ultimately life affirming,
This review is from: Bone: A Novel (Paperback)
We were a family of three girls. By Chinese standards, that wasn't lucky. In Chinatown, everyone knew our story. Outsiders jerked their chins, looked at us, shook their heads. We heard things. -Fae Myenne Ng, Bone
Thus begins Fae Myenne Ng's excellent novel about three sisters growing up in San Francisco's Chinatown. The story that everyone knows is how the middle sister, Ona, committed suicide by jumping off of the Nam, a local housing project officially named the Nam Ping Yuen. The novel tells of the struggle of the narrator, the eldest sister Leila, and her mother, stepfather and sister to deal with this death and the guilt they all feel. Mah, the mother, feels that it's a result of bad luck brought on by the affair she had with her boss. Leon, the father, thinks the tragedy struck because he violated his vow to ship his father's bones back to China. The sisters are sure that they could have stopped it if they'd had just one more conversation with her. But these explanations, of course, prove unsatisfactory and the story unfolds almost like a mystery as Leila's memory flashes back to reconstruct this family's life and the chain of events that must somehow have lead Ona to that rooftop.
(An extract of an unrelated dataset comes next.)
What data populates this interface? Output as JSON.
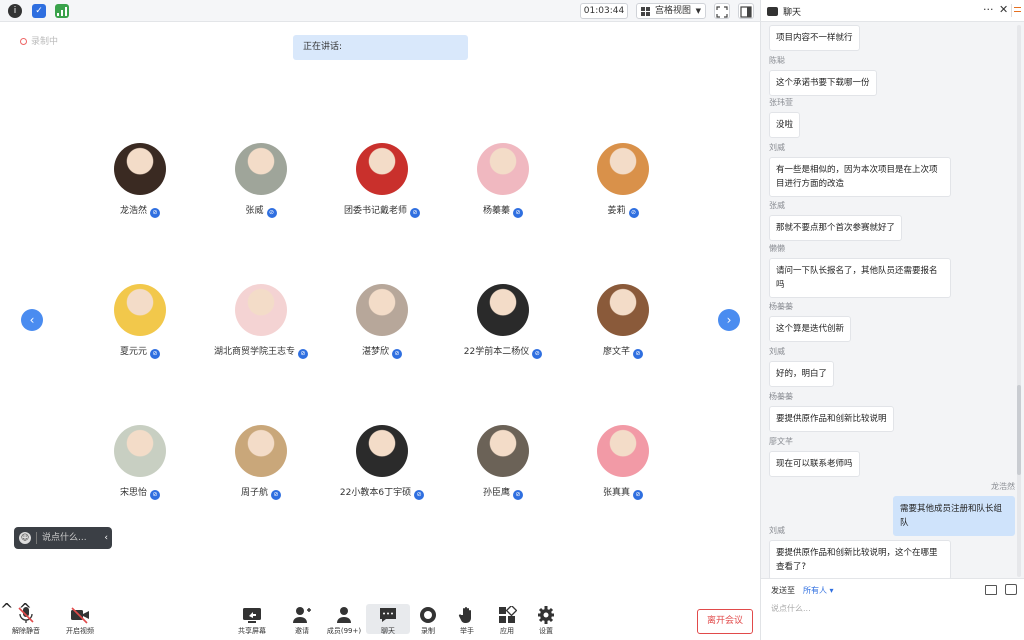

But this novel is more than just a Chinese version of Ordinary People. It often seems that American Culture has only two versions of the Chinese that it trots out over and over. In crime melodramas they are always either the evil Chinese warlord or the chopsocky sidekick. In everything else, Chinese Americans are two dimensional drones--hard working, barely human, super successful, over achievers--who practically define the American Dream. Neither of these images has been undermined by the Clinton administration's scandal's which feature Chinese generals and spies on the one hand and, on the other hand, seemingly simple gardeners, resterauntuers and nuns with millions to contribute to politics.
Ng asks us to consider what kind of pressures and recriminations a Chinese American family would face if they failed to achieve the American Dream. Suppose the laundry business goes bust and the savings are wiped out. Suppose after a lifetime of hard work, they're still stuck in the same apartment in the same neighborhood they started out in. What's life like when the dreams don't all come true? And how do the children in this family escape without feeling like traitors and without turning their backs on their heritage?
These are the questions that Ng seeks to answer. In so doing, she affords us a glimpse at a community that is truly foreign to us. Foreign not merely because of ethnicity, but because of the too facile stereotypes that we've been saddled with by an indolent media and by a political class where both sides have a vested interest in perpetuating the myths.
Like all fiction of this sort, the blame and the wallowing in sorrow gets to be a little tedious, but just when she's in danger of losing us, the novel ends on a wonderful life affirming note. I liked it very much.